    • Good question, @nani_delgado:disqus, thanks! Of course, ‘Local Business or Place’ option is great if you work with local clients. This option offers several features that attract more traffic to your page from local Facebook users. If your target audience is located in another country, you need to choose ‘Company Organization or Institution’. Currently Facebook is developing a “Global Pages” feature. When it comes life, you will be able to create local pages for each segment of your audience and combine such pages into a single network.

      • Nani Delgado

        Thank you very much, @Simon Akhrameev:disqus! The “Global Pages” feature looks exactly like what I need, but in the meantime I´ll choose ‘Company Organization or Institution’. Back to work!

  • Flavia Helena Luz Gomes

    Fantastic post, Simon! I already have a business page but I have been testing different cover photos. This post opened my eyes to the fact that I do not say what are my language pairs anywhere in the cover photo! Will work on it right now! 🙂 Thanks!

    • Thanks for your comment, @flavia_helena_luz_gomes:disqus. Yes, you need to make clear for your users that the main purpose of your page is translation services and you offer translation in certain language pairs. These details are very important in our case 🙂

  • Shaimaa Riad

    Great Post,Thanks Simon everything is fine now hopefully, waiting for the coming step.

    • Thank you, @shaimaariad:disqus! The next step instructions will be published early next week 🙂

  • Nani Delgado

    Thank you for this initial instructions so far! They showed me how important it is to place key
    information right in front of the visitors´ eyes. I hope I could convey
    that well on my cover photo design, that´s a first step. I still
    struggle with the languages I should use in this FB
    page but also in my website (which, btw, needs a complete makeover),
    because I only work from German into Spanish (and mostly look for
    clients from German speaking countries), but I have the feeling that it
    wouldn´t hurt to also write in English, at least some posts and also the
    descriptions (“About” section etc.). As I don´t work with English, I
    fear to make mistakes that would make me seem less professional.
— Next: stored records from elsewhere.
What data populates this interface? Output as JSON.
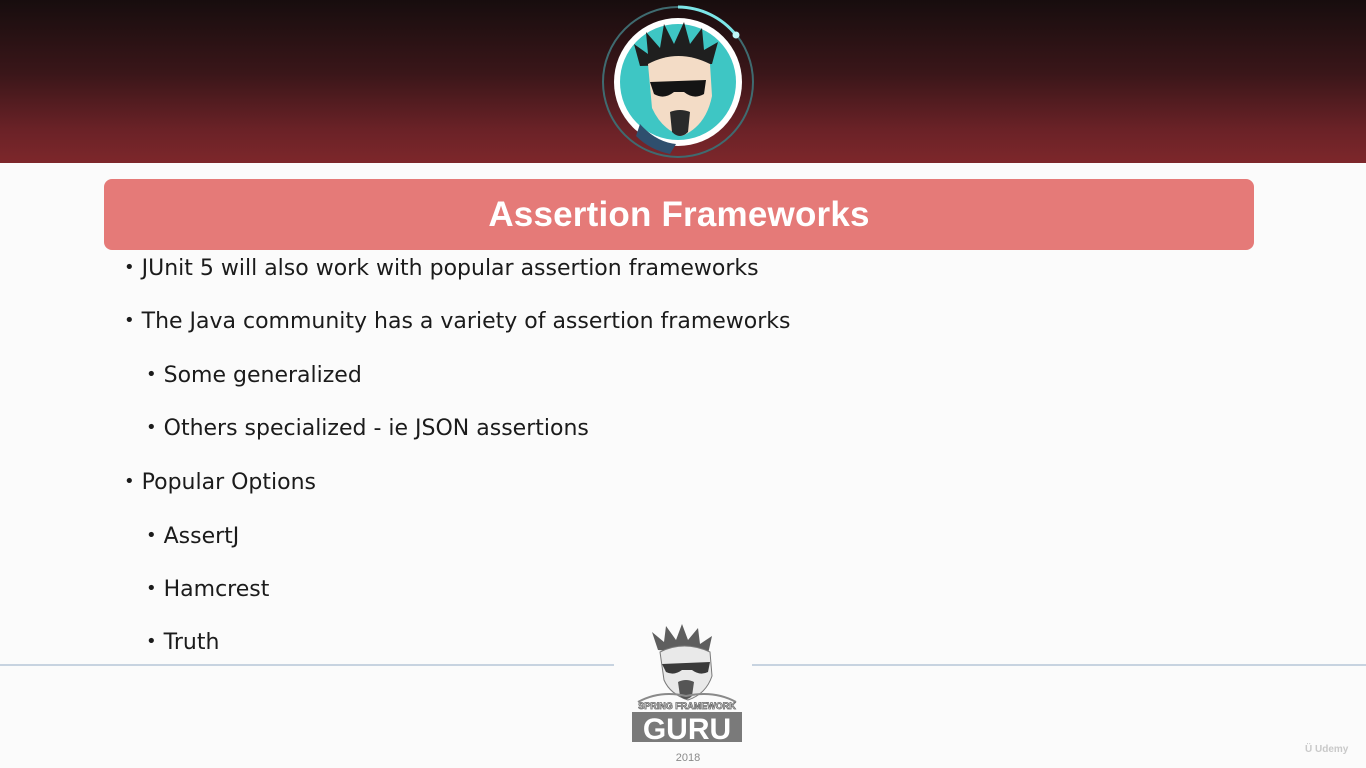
{
  "slide": {
    "title": "Assertion Frameworks",
    "bullets": [
      {
        "level": 1,
        "text": "JUnit 5 will also work with popular assertion frameworks"
      },
      {
        "level": 1,
        "text": "The Java community has a variety of assertion frameworks"
      },
      {
        "level": 2,
        "text": "Some generalized"
      },
      {
        "level": 2,
        "text": "Others specialized - ie JSON assertions"
      },
      {
        "level": 1,
        "text": "Popular Options"
      },
      {
        "level": 2,
        "text": "AssertJ"
      },
      {
        "level": 2,
        "text": "Hamcrest"
      },
      {
        "level": 2,
        "text": "Truth"
      }
    ],
    "bullet_symbol": "•"
  },
  "logo": {
    "tagline": "SPRING FRAMEWORK",
    "name": "GURU",
    "year": "2018"
  },
  "watermark": {
    "text": "Udemy"
  },
  "colors": {
    "title_bar": "#e57a78",
    "header_dark": "#170d0e",
    "header_red": "#7d272b",
    "avatar_bg": "#3ec6c4",
    "divider": "#c7d3e0"
  },
  "icons": {
    "avatar": "instructor-avatar-icon",
    "logo": "spring-framework-guru-logo-icon"
  }
}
What do
    you guys think, do you write/post in a language you don´t work with in
    order to attract potential clients?
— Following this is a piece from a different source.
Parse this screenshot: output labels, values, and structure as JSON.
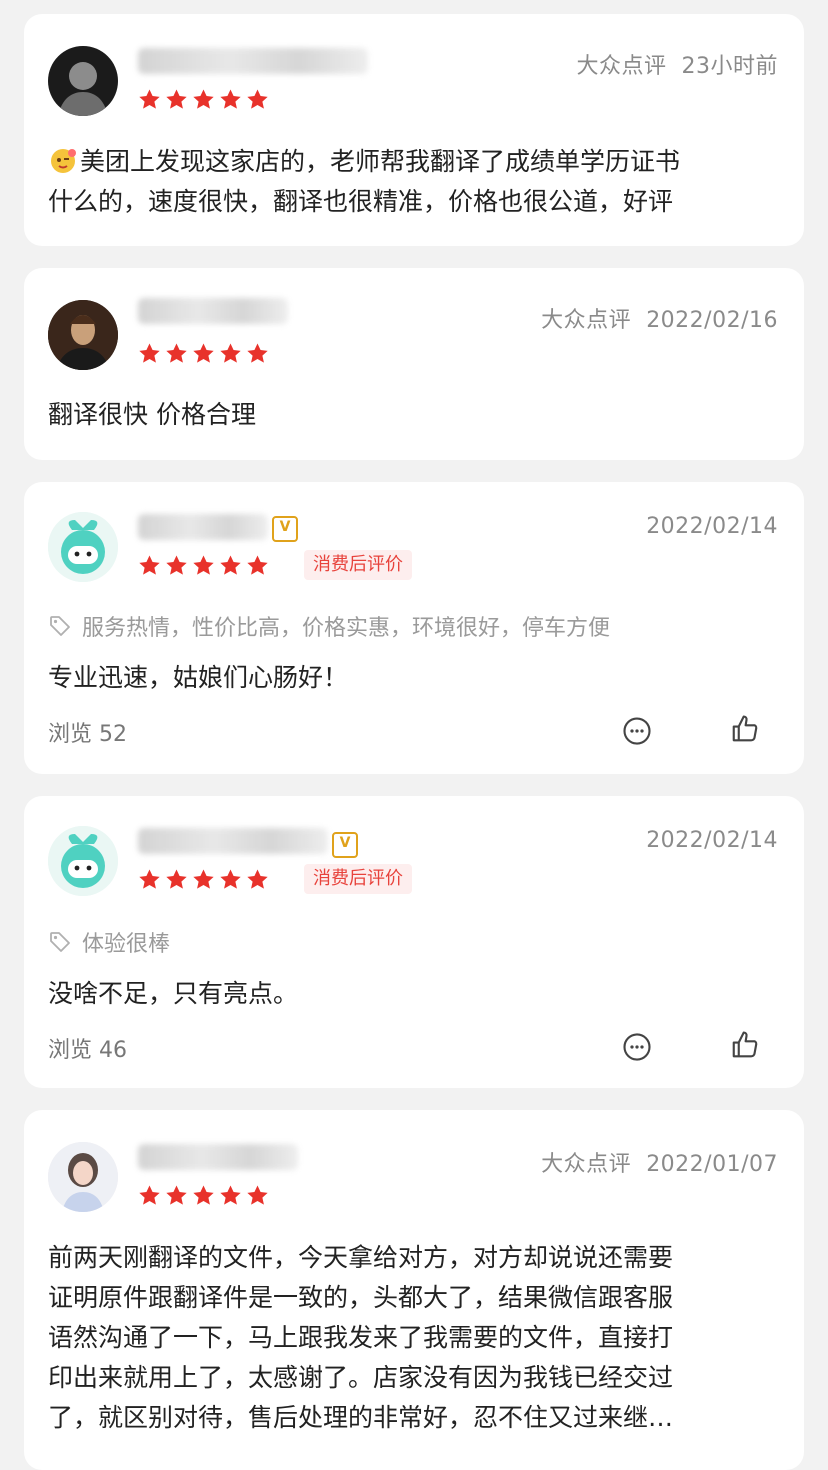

    • In my opinion, if your prospects are from German speaking countries, you should focus your attention on content in the German language. As for the FB page, now you can create posts in several languages simultaneously, i.e., when you create a post on your business page there is an option to write it in another language (I mean manual translation, not automatic machine translation). Relevant language version will be displayed to your page audience depending on their Facebook language settings. https://uploads.disquscdn.com/images/f81fd5554a5ed74f212f5f6712aade61c0bc9a30e2b8ca2beed8ac6c00dcc755.png

      • Nani Delgado

        Thank you!

  • Denise Günter

    Hi Simon, thanks so much for this post! I changed my page accordingly, the only item I struggle with is the impressum. What do I need to include? I tried generating one online but it’s way too long (only 2000 characters allowed). Please help 🙂

    • @denisegnter:disqus , this field is optional, unless you are from Austria, Germany or Switzerland. If you live in one of these countries, you are requested by law to include this section. Use an Impressum Generator, for instance, this one: https://www.e-recht24.de/impressum-generator.html. In general, this is a kind of output data (legal status and tax data in particular) to be provided by printed media and other types of media on their websites and other public pages about the publishing house, independent publisher or author.

      • Denise Günter

        Ok, thanks Simon!

  • Mariana Serio

    Thank you, Simon! You made me address the issue of my facebook page, so neglected for so long. I hope it’s not too late to join the rest of you. Best regards, Mariana.